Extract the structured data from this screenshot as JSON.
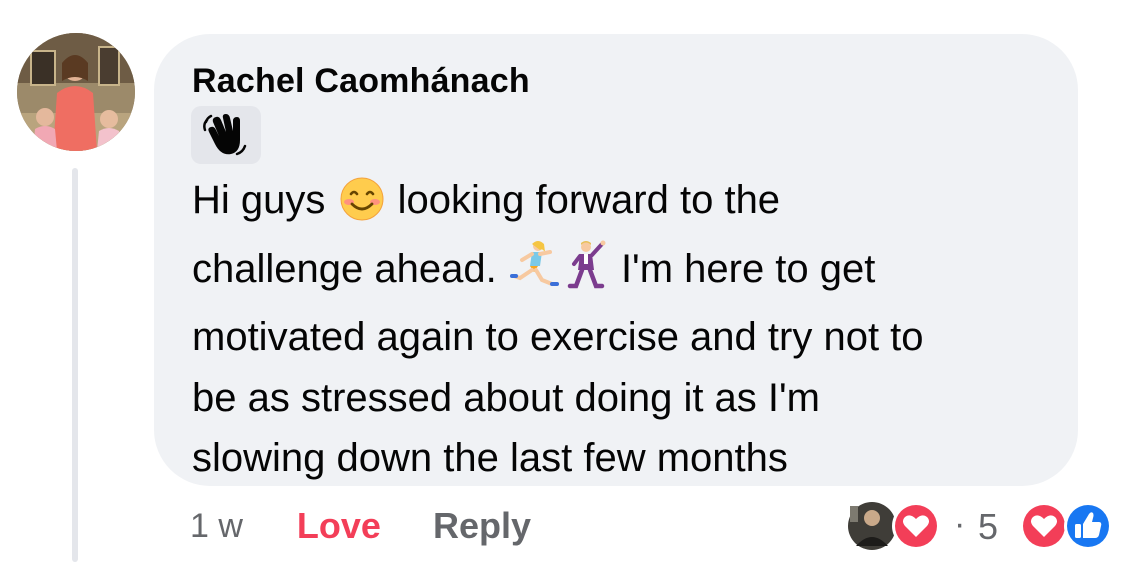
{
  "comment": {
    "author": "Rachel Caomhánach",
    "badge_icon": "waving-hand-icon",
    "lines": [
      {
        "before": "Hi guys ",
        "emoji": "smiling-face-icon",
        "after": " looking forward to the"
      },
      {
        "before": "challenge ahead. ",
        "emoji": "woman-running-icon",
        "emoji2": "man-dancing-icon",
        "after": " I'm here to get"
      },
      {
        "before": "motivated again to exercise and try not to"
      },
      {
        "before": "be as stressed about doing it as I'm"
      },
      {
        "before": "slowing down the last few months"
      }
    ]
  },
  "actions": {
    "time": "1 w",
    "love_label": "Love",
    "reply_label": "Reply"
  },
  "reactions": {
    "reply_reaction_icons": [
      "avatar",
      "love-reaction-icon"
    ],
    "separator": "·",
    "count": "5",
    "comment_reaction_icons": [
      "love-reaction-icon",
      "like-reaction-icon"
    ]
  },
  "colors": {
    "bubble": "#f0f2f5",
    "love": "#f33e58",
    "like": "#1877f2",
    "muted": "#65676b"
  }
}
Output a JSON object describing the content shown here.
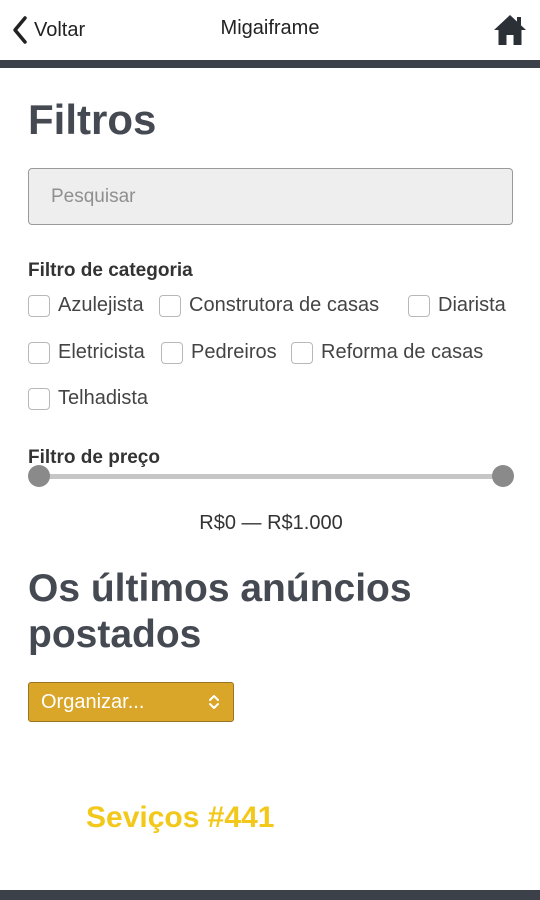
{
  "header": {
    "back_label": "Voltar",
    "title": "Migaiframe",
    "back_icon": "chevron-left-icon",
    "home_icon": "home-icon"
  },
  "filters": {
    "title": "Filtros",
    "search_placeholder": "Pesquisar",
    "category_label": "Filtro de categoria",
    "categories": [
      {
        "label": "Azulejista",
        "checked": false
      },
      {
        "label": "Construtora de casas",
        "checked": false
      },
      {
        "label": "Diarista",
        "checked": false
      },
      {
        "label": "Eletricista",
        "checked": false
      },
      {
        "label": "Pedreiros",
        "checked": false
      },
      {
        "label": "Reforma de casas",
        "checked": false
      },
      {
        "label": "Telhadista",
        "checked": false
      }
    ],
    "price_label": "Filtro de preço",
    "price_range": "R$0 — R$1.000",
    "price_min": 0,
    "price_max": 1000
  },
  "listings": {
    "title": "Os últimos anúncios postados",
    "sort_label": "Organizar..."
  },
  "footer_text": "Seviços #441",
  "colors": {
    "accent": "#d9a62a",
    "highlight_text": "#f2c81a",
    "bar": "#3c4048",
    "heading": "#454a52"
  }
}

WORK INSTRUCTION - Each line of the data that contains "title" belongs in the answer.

ANSWER -
    "title": "Migaiframe",
    "title": "Filtros",
    "title": "Os últimos anúncios postados",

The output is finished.